RAMALLAH, West Bank (AP) – Hundreds of Palestinians gathered in Ramallah, in the occupied West Bank, on Saturday to demonstrate against President Mahmoud Abbas, in the hope of giving new impetus to a protest movement sparked by the death of a virulent critic detained by security forces.
Palestinian security forces and groups of men in plain clothes violently dispersed a similar protest a week ago, prompting expressions of concern from the United States and the UN human rights chief. No cases of violence were reported immediately on Saturday.
The Palestinian Authority was established as part of the peace process in the 1990s and governs parts of the Israeli-occupied West Bank. He grew up increasingly autocratic and unpopular, and Abbas annulled the first election in 15 years in April when it looked like his fractured Fatah party would lose hard. He was largely sidelined during the Gaza war in May amid a surge of support for its rivals, the militant Hamas leadership in the territory.

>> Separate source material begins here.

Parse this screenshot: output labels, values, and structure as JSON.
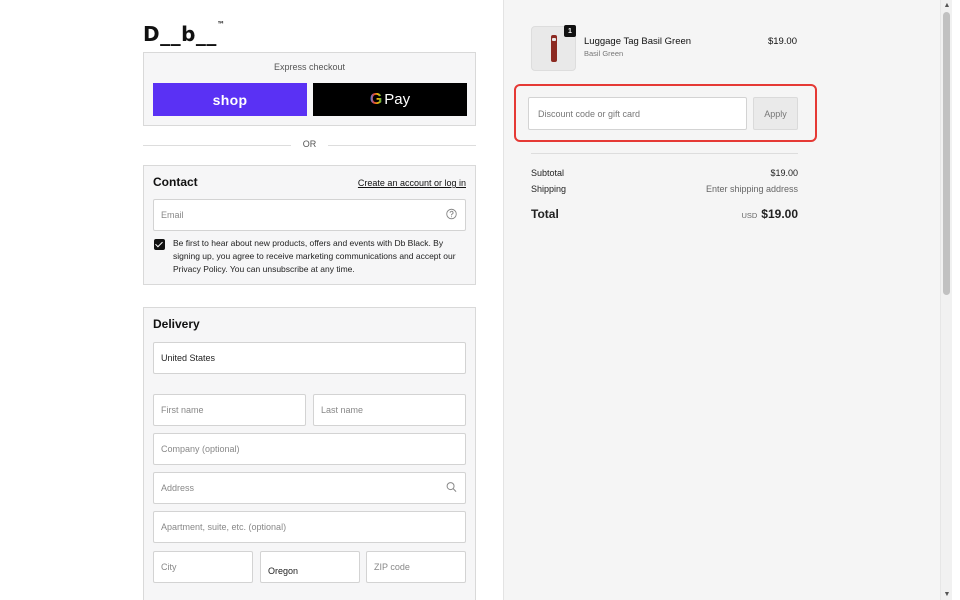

Saturday’s protest began with a few hundred demonstrators gathering in al-Manara Square in central Ramallah, where the headquarters of the Palestinian Authority is located. The mother of Nizar Banat, the activist whose died last month sparked the protests, and other family members were greeted with applause and brief speeches.
The crowd then looped through the city center, gathering forces as they marched until thousands could be heard chanting “The people want the regime down” and “Abbas, go”, slogans used during the so-called Arab Spring protests that swept across the Middle East in 2011.
There was initially no visible security presence, but when protesters marched down a main street leading to the PA headquarters, they approached a line of riot police manning barricades. The protesters stopped and sat in the street several meters away.
Meanwhile, Fatah staged a rally in Hebron, in the southern West Bank, in which supporters waved the party’s iconic yellow flags. Official Palestinian Authority television covered the Hebron rally and ignored the protest in Ramallah.
State Department spokesman Ned Price said this week that the United States was “deeply troubled by reports that non-uniformed members of the Palestinian Authority security forces harassed and used the force against protesters and journalists ”during the demonstrations last weekend.
Michelle Bachelet, the United Nations High Commissioner for Human Rights, said Thursday that Palestinian security forces had demonstrators beaten with batons and attacked them with tear gas and stun grenades. She said they appeared to have chosen protesters, journalists and passers-by, many of whom said they had been sexually harassed.
She called on the PA “to guarantee freedom of opinion, expression and peaceful assembly.
Associated Press reporters Imad Isseid and Nasser Nasser contributed.